**DATA TO EXAMINE**:
::::::::

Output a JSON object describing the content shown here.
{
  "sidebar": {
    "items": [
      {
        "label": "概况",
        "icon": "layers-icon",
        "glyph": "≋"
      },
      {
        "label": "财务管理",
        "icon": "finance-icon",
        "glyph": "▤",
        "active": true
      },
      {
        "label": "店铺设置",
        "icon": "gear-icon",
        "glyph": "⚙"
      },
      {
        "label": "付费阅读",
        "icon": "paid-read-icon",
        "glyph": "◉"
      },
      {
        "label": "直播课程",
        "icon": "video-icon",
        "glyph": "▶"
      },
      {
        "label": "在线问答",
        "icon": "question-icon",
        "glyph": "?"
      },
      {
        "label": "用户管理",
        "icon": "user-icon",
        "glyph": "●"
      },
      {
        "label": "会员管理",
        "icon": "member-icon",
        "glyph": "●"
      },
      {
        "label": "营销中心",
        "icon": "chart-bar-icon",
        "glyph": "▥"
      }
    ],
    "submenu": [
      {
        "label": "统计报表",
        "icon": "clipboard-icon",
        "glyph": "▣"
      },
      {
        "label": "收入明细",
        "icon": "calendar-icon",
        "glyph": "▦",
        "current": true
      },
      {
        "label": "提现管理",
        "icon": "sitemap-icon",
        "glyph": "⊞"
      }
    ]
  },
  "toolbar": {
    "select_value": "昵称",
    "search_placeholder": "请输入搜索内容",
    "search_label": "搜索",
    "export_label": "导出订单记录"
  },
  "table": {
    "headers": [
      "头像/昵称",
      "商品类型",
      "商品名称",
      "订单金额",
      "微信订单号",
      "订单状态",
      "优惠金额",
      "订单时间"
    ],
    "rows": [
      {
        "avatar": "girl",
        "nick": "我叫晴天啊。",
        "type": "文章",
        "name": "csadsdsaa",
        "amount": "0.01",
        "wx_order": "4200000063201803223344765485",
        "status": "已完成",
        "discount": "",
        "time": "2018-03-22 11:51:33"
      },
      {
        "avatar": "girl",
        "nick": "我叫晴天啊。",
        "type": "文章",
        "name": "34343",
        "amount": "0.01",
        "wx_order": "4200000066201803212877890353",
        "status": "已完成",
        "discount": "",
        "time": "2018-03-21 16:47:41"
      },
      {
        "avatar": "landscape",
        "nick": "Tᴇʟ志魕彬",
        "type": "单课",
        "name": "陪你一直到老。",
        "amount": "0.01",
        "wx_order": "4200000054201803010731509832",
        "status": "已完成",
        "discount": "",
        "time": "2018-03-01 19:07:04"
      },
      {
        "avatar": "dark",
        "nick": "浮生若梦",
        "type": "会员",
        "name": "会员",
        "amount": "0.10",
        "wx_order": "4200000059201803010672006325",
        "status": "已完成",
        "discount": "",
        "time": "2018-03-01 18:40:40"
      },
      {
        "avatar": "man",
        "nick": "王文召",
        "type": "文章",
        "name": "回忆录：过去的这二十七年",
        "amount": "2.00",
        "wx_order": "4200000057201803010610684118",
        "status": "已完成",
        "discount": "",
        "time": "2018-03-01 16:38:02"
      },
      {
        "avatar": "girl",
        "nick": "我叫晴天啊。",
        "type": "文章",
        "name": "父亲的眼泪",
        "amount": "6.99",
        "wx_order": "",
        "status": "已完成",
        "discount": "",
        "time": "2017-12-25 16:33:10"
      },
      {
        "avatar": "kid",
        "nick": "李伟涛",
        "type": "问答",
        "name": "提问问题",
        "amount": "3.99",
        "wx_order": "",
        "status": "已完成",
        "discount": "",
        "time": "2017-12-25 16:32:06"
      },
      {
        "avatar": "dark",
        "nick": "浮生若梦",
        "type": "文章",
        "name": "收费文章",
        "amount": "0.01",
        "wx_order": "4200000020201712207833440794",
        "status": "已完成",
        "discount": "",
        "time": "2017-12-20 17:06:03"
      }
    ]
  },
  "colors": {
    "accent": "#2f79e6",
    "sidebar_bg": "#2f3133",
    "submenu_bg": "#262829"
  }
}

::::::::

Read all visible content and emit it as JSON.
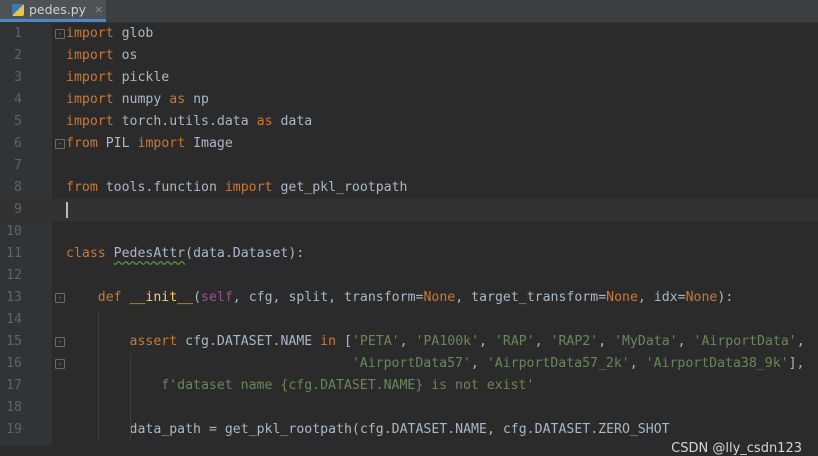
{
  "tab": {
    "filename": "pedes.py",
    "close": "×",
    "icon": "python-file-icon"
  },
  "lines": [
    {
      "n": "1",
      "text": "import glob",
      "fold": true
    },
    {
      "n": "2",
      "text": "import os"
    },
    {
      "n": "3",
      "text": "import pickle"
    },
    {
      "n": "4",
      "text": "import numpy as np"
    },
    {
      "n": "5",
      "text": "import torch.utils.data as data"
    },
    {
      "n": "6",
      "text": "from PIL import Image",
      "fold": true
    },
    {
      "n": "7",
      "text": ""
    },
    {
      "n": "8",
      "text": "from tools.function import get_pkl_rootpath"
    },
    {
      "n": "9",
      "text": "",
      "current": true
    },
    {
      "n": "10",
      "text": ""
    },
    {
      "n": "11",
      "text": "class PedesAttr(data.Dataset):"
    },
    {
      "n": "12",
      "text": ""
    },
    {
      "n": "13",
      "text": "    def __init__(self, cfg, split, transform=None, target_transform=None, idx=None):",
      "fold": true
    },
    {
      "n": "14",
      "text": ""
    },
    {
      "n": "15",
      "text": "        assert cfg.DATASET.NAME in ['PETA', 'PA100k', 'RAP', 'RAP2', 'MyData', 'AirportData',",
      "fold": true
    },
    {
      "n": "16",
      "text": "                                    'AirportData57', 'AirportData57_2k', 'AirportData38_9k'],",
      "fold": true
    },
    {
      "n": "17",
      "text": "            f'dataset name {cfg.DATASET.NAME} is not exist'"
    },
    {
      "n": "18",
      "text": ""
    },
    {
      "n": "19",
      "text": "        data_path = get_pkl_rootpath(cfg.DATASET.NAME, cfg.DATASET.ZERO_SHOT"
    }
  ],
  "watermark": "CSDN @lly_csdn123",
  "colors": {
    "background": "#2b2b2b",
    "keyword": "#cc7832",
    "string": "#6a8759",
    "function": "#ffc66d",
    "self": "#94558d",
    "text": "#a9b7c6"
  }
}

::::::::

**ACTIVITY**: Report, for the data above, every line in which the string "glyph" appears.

**COMPLETED EXERCISE**:
        "glyph": "≋"
        "glyph": "▤",
        "glyph": "⚙"
        "glyph": "◉"
        "glyph": "▶"
        "glyph": "?"
        "glyph": "●"
        "glyph": "●"
        "glyph": "▥"
        "glyph": "▣"
        "glyph": "▦",
        "glyph": "⊞"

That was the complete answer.